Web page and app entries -
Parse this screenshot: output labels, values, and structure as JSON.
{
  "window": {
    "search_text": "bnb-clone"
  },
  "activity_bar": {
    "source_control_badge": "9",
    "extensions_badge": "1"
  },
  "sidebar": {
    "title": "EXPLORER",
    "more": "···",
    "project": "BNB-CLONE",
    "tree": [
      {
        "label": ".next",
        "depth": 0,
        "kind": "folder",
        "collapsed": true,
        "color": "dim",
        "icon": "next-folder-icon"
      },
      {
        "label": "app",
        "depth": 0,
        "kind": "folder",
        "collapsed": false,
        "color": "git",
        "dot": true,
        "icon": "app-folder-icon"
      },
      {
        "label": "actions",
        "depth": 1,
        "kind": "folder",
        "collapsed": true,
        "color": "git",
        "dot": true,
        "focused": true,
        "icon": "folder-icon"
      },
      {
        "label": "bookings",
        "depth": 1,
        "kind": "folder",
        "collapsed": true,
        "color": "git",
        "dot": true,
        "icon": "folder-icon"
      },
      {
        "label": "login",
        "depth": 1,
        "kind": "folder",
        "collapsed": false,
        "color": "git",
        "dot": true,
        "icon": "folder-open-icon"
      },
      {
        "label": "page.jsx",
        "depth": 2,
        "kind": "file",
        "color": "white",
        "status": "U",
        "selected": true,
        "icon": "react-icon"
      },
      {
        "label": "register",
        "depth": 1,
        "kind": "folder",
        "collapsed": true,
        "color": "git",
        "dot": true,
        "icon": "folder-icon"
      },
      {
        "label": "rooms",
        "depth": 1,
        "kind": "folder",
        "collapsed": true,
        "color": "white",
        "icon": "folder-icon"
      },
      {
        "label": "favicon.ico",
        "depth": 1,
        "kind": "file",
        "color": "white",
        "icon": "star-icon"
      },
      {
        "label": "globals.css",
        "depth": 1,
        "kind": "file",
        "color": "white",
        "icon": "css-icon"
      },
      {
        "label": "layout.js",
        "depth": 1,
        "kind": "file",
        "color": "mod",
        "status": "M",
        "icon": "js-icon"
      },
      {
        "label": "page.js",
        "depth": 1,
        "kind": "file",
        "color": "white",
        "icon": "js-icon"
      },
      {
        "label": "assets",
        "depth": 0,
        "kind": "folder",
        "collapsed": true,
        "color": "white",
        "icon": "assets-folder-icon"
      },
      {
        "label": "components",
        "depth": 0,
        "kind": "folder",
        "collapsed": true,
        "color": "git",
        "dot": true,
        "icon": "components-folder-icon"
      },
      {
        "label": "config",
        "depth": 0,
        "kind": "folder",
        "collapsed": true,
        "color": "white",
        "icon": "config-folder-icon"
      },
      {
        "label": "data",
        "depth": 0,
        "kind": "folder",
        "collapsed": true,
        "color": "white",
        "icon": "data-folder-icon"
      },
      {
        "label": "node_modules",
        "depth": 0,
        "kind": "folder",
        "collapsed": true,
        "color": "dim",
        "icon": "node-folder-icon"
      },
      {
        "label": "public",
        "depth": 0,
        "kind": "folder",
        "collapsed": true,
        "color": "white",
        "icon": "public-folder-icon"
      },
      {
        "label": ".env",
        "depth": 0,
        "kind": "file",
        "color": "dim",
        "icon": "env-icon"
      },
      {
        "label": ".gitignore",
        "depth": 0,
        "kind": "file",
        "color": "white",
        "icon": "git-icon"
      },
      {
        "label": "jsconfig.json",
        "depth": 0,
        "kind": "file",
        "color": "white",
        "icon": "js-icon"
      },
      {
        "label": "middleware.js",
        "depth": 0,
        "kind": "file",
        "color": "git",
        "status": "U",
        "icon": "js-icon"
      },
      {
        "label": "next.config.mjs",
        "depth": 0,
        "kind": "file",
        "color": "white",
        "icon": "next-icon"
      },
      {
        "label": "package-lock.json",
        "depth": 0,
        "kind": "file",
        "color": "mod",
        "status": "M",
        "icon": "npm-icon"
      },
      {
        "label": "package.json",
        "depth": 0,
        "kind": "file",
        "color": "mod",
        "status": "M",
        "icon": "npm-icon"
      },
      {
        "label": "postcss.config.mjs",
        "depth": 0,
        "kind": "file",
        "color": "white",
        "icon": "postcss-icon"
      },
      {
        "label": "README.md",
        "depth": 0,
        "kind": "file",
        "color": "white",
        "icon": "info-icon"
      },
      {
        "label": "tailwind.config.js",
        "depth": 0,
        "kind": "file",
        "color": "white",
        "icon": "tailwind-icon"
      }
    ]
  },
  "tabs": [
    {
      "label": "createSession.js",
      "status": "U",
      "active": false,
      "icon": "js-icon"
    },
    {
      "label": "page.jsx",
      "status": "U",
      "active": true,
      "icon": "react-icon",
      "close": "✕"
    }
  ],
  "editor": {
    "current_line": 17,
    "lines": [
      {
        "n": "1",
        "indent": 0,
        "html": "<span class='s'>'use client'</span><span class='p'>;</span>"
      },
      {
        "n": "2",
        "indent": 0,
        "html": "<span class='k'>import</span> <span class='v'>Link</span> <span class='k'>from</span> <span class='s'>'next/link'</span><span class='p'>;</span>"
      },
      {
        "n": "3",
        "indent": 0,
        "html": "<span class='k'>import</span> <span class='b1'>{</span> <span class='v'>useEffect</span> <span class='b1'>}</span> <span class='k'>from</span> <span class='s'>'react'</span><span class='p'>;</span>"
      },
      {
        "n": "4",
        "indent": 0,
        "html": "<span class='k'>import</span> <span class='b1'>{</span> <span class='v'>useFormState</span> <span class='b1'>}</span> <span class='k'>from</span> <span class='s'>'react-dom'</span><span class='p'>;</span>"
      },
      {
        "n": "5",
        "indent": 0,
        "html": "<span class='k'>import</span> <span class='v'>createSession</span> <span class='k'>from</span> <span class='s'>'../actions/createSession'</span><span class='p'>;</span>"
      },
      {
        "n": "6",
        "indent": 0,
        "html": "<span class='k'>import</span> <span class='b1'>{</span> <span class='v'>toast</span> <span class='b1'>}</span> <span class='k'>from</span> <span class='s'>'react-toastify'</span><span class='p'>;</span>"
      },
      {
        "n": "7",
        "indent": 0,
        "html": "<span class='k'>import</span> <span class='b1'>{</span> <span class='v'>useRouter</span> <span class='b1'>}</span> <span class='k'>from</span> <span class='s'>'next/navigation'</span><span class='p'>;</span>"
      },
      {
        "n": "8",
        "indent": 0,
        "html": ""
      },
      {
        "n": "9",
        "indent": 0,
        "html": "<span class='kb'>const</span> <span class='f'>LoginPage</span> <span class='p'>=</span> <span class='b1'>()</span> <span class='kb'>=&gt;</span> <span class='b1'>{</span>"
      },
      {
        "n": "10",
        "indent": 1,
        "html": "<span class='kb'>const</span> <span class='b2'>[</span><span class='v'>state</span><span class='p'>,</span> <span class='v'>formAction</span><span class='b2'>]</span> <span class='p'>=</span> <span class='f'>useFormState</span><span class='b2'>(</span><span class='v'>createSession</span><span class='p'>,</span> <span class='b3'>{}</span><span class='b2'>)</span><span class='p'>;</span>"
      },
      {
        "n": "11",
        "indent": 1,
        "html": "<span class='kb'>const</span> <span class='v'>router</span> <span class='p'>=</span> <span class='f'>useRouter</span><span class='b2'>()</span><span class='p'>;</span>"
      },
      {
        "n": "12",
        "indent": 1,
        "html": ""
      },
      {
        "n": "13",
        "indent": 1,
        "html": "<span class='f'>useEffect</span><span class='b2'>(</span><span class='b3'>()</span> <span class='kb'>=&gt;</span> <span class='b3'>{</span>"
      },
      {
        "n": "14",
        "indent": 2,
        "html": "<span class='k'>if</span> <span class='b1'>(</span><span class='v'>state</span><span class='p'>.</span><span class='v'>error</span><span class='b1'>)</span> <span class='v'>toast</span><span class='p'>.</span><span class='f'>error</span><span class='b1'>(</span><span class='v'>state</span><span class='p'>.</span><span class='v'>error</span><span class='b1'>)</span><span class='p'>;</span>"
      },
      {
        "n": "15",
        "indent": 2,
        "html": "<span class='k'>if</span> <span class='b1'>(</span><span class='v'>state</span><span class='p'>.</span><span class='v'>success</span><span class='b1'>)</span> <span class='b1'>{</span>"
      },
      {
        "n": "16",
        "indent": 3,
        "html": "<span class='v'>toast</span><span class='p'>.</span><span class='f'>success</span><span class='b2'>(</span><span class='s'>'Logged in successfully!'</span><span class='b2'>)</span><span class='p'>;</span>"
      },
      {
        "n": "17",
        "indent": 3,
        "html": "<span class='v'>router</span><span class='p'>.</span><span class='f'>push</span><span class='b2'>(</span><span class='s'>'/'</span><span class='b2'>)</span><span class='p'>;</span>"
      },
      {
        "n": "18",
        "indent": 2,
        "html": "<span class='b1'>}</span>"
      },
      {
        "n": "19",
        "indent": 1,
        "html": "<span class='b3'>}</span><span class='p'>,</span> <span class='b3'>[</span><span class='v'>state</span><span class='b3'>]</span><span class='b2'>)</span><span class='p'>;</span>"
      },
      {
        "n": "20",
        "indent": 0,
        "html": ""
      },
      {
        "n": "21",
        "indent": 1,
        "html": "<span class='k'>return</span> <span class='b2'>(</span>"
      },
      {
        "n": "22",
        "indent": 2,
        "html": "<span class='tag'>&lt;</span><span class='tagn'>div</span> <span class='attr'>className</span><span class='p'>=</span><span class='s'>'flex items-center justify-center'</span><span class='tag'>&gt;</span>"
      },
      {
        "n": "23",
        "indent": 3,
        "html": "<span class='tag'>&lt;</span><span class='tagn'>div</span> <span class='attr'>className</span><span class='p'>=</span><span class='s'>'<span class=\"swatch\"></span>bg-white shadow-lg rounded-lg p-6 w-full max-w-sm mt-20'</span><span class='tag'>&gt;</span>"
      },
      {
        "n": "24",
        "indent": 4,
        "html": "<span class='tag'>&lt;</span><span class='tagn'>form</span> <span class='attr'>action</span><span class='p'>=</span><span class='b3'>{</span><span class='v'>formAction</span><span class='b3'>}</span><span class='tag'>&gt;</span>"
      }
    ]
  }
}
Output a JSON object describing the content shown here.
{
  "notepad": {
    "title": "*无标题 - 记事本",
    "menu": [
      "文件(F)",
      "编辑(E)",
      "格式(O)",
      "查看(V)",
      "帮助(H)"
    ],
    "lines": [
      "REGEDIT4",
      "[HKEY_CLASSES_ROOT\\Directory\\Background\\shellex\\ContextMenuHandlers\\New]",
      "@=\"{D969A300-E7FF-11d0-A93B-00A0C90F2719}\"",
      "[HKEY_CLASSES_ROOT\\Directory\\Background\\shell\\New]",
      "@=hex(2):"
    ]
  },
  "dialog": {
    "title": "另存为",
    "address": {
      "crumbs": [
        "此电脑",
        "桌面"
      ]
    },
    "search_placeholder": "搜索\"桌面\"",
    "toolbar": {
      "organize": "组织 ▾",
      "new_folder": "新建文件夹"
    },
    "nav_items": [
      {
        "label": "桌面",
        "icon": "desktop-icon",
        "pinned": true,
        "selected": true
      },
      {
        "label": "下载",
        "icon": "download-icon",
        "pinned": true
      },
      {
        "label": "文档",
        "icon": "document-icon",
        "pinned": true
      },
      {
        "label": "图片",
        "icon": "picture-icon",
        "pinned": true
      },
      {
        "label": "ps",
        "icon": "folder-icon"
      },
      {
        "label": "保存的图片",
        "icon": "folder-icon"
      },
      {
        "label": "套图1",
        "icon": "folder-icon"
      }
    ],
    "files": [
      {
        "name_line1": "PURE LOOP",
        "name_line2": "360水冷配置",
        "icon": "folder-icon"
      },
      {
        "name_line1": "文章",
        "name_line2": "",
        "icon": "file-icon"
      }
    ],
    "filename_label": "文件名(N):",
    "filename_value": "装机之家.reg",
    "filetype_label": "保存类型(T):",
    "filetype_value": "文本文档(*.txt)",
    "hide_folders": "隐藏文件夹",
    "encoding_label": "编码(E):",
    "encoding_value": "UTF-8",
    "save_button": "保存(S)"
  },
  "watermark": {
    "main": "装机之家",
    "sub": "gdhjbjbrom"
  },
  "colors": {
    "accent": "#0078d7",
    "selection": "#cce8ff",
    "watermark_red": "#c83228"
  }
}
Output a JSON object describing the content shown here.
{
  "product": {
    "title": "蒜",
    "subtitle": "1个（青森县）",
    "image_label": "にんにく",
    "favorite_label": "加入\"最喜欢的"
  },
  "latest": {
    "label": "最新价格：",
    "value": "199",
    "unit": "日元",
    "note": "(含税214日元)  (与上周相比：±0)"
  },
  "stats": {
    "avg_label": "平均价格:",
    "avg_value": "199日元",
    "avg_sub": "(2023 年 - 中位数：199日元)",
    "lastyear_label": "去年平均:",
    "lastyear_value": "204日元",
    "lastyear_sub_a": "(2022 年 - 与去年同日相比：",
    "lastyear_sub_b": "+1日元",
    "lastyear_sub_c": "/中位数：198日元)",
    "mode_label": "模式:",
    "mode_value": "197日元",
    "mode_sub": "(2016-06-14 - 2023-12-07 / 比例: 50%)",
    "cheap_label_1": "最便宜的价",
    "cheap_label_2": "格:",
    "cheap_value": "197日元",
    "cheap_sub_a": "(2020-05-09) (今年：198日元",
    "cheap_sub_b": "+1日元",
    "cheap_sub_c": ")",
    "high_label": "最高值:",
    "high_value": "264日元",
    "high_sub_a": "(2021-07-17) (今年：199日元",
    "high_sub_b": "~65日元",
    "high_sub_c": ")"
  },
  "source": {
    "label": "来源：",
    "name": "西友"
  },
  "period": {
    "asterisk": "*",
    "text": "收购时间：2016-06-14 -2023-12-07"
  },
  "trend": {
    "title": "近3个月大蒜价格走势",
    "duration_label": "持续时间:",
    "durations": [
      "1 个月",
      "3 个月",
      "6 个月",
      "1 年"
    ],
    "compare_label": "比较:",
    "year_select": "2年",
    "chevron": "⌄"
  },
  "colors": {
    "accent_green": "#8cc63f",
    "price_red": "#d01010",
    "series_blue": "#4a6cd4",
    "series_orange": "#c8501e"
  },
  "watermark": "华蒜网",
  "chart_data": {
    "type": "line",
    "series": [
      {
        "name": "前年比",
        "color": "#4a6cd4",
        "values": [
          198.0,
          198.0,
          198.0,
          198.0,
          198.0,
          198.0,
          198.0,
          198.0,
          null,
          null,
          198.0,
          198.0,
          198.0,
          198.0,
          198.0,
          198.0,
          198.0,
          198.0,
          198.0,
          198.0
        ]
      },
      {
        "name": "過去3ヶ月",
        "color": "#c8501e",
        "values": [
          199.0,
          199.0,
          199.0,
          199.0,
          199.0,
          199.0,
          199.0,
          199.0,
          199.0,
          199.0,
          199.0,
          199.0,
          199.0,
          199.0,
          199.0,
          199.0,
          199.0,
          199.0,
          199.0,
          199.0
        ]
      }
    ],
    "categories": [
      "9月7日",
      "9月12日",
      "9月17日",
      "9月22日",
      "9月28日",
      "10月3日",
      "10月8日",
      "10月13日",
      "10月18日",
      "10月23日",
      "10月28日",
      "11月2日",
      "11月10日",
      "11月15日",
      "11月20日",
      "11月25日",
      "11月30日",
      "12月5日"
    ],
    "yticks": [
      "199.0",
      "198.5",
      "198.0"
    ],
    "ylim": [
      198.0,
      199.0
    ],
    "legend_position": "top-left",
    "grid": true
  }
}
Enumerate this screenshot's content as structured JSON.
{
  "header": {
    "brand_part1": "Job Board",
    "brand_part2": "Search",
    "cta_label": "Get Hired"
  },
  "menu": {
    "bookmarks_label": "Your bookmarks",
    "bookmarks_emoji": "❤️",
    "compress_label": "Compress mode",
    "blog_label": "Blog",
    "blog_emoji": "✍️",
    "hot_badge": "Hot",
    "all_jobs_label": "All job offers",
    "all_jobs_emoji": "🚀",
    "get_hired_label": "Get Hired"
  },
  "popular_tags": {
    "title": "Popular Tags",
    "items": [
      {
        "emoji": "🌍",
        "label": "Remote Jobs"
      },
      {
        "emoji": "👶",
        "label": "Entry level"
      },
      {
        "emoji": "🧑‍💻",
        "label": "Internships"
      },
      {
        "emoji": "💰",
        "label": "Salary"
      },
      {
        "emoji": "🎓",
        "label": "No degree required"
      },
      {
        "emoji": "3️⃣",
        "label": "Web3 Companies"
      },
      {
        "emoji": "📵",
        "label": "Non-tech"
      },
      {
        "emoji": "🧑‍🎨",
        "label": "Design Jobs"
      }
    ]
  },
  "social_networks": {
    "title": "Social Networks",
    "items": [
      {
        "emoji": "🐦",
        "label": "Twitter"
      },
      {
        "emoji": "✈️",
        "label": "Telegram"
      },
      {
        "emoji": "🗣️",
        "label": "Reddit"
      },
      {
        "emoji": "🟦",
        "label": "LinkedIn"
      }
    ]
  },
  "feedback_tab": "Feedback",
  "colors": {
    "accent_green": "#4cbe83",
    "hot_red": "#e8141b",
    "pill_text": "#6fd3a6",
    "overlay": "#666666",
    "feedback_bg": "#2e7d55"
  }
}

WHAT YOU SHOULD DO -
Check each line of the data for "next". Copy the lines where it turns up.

RESULT -
        "label": ".next",
        "icon": "next-folder-icon"
        "label": "next.config.mjs",
        "icon": "next-icon"
        "html": "<span class='k'>import</span> <span class='v'>Link</span> <span class='k'>from</span> <span class='s'>'next/link'</span><span class='p'>;</span>"
        "html": "<span class='k'>import</span> <span class='b1'>{</span> <span class='v'>useRouter</span> <span class='b1'>}</span> <span class='k'>from</span> <span class='s'>'next/navigation'</span><span class='p'>;</span>"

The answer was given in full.